Quick post here regarding my Voice over IP provider, Future Nine, and theĀ Analog Intercom/Buzzer at the front gate of my community. When someone dials-in from the main gate, I need to pick up the phone and press 9 to open it. It has not been working as of late, and the only way to circumvent the challenge was to reset the Linksys VoIP box. It would last a few minutes.

My current internet provider is AT&T U-Verse. The VoIP box is plugged directly to the U-Verse gateway.

Future Nine replied to my concerned and suggested to make these changes under the advanced tab (LAN port, default gateway IP –
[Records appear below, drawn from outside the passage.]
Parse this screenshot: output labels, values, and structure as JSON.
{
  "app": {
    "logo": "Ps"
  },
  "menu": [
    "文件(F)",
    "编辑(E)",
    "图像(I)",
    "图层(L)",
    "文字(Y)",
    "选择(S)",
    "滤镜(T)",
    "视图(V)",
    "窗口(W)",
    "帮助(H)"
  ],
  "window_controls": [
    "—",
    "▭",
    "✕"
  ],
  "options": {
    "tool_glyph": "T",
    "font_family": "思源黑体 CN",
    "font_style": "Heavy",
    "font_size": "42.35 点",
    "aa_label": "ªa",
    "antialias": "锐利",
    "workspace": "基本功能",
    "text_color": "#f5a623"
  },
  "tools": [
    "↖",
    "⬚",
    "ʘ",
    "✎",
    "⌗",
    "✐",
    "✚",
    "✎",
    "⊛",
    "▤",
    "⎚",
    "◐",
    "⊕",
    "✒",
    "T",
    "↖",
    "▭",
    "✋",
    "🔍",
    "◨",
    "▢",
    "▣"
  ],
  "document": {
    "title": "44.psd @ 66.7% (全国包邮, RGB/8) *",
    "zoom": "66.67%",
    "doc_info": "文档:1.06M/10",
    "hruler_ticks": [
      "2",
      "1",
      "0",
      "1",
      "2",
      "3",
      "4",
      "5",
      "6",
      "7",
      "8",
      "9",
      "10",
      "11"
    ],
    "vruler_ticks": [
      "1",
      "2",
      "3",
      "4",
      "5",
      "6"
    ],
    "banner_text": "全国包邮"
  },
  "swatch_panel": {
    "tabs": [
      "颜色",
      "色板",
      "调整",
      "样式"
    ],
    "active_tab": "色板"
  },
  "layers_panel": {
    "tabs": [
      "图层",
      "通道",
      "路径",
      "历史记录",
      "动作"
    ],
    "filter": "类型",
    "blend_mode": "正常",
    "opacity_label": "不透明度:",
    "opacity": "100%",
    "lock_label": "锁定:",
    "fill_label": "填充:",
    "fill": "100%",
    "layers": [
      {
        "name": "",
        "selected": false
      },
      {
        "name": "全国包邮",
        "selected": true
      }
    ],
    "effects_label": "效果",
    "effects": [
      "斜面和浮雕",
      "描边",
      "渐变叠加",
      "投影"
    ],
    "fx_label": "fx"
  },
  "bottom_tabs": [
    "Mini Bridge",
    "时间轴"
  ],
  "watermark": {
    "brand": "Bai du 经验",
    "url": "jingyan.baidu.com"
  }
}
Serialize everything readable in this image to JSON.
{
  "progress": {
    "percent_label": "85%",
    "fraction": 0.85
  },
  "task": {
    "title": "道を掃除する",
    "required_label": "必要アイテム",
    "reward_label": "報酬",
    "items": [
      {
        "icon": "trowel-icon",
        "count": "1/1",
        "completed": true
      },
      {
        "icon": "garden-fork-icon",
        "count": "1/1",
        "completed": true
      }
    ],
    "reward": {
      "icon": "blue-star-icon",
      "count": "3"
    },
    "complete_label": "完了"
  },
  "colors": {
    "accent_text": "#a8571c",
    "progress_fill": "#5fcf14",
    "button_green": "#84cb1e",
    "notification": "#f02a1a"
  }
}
SIP Port: 15060
Proxy: incoming.future-nine.com:15060

I am currently testing the changes, and will update with results in the next few days.

Update 02/22:

The service is now working properly. It seems that AT&T blocks port 5060 for their own VoIP service.